Follow by Email
Monday, April 9, 2018
Interview with author Suzi Siegel
Tiny New York: The Smallest Things in the Biggest City
Siegel’s new book has received a lot of attention of late, with coverage in Fox5
TV, NY1- TV, New York Post, and TimeOut New York. It was #1 in its travel
category on Amazon: http://amzn.to/2iYTFoe.
1. What really inspired you to write your book, to force you
from taking an idea or experience and conveying it into a book?
1. The idea was small enough that I
knew I could actually write a book about it. (I had started and dropped so many
other book projects because the idea was so broadly defined, it got unwieldy
and I became overwhelmed and gave up).
2. The idea was so simple AND had
never been done before. That’s how you know you’re onto something good. I had
never had an idea that actually checked both those boxes before.
2. What is it about and whom do you believe is your targeted
Tiny New York is
about the smallest things in the biggest city.
standouts in the book include: A dinky basketball court in the Village
that has produced some of sport’s biggest legends; the smallest dinosaur in the
Museum of Natural History; Sully, the NYPD’s smallest bomb-sniffing police
dog; a privately owned island off the coast of the Bronx that is 1/3
square mile and the shortest NY Yankee who was told he was too little to make
it to the big leagues
I wrote it because
in such a giant city the littlest things can get overlooked – even though they
often tell the biggest stories.

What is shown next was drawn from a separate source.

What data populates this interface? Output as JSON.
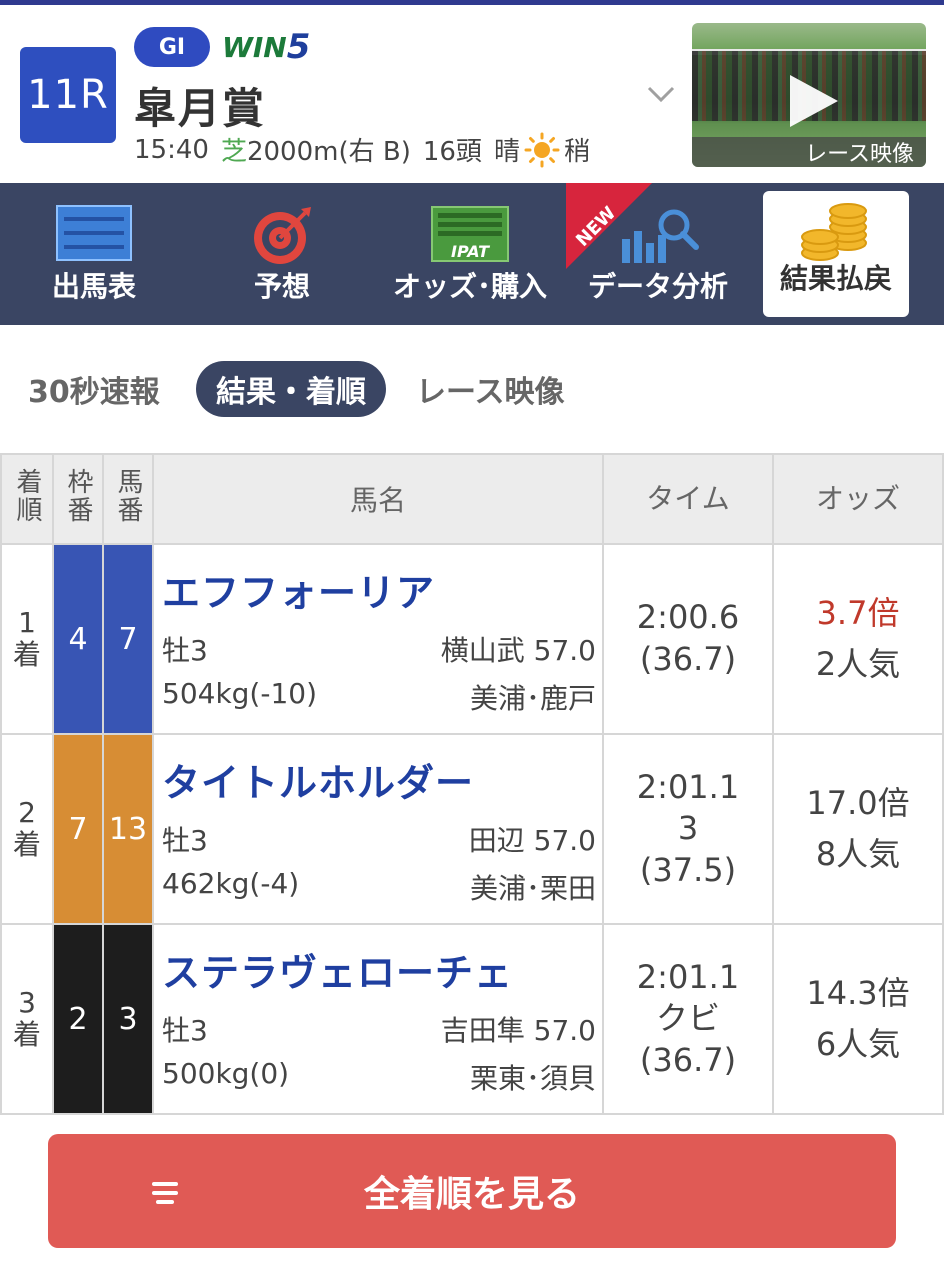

The reader is someone who loves
cities – whether it’s exploring her own city or traveling to other cities or
both. The reader has a traveler’s adventurous spirit and seeks out the untold
stories and the undiscovered gems.
3. What do you hope will be the everlasting thoughts for
readers who finish your book? What should remain with them long after putting
If you think your life is not big
enough, that your bank account is not big enough, that your social media
following is not big enough, that you are not enough of a big deal, the people
in this book show that it isn’t size that matters. It’s the grit and
determination to do one thing and do it well, even if space is tight and
resources are limited.
4. What advice or words of wisdom do you have for fellow
Keep your idea small, if not tiny.
Having guardrails on your creative idea will make it eminently achievable,
unlike an idea that is too big to be contained in a book.
5. What trends in the book world do you see and where do you
think the book publishing industry is heading?
More photos, fewer words. Less jive
and jargon, more authenticity.
6. What great challenges did you have in writing your book?
No real challenges writing the book;
most of the challenges were with the publisher over the cover design. We ended
up with something that made both sides slightly grumpy as well as begrudgingly
satisfied, which they say is proof that a negotiation was fair to both parties.
7. If people can only buy one book this month, why should it
You will be so inspired by all these
New Yorkers, many of them immigrants, who are making the very most of the
little they have to work with. Each and every authentic person in this book
proves that big is overrated and Tiny, though often overlooked, is where real
inspiration can be found.
SIEGEL, who is little, grew up in a little apartment in the Bronx. She is a
former investigative reporter and travel writer. Thus, she is uniquely
qualified to write a book full of words about the tiny things in New York City
that might have otherwise gone unnoticed. Siegel has worked as a crime reporter
in Detroit, an assistant to Sean “Diddy” Combs, and a travel writer for Marie
Claire magazine. She earned her master’s degree from Harvard and has been to
Djibouti. Siegel lives in Jackson Heights, Queens, one of the city’s most
diverse neighborhoods, because it’s just like traveling even though it’s home.
Please see for more info: www.tinynewyork.com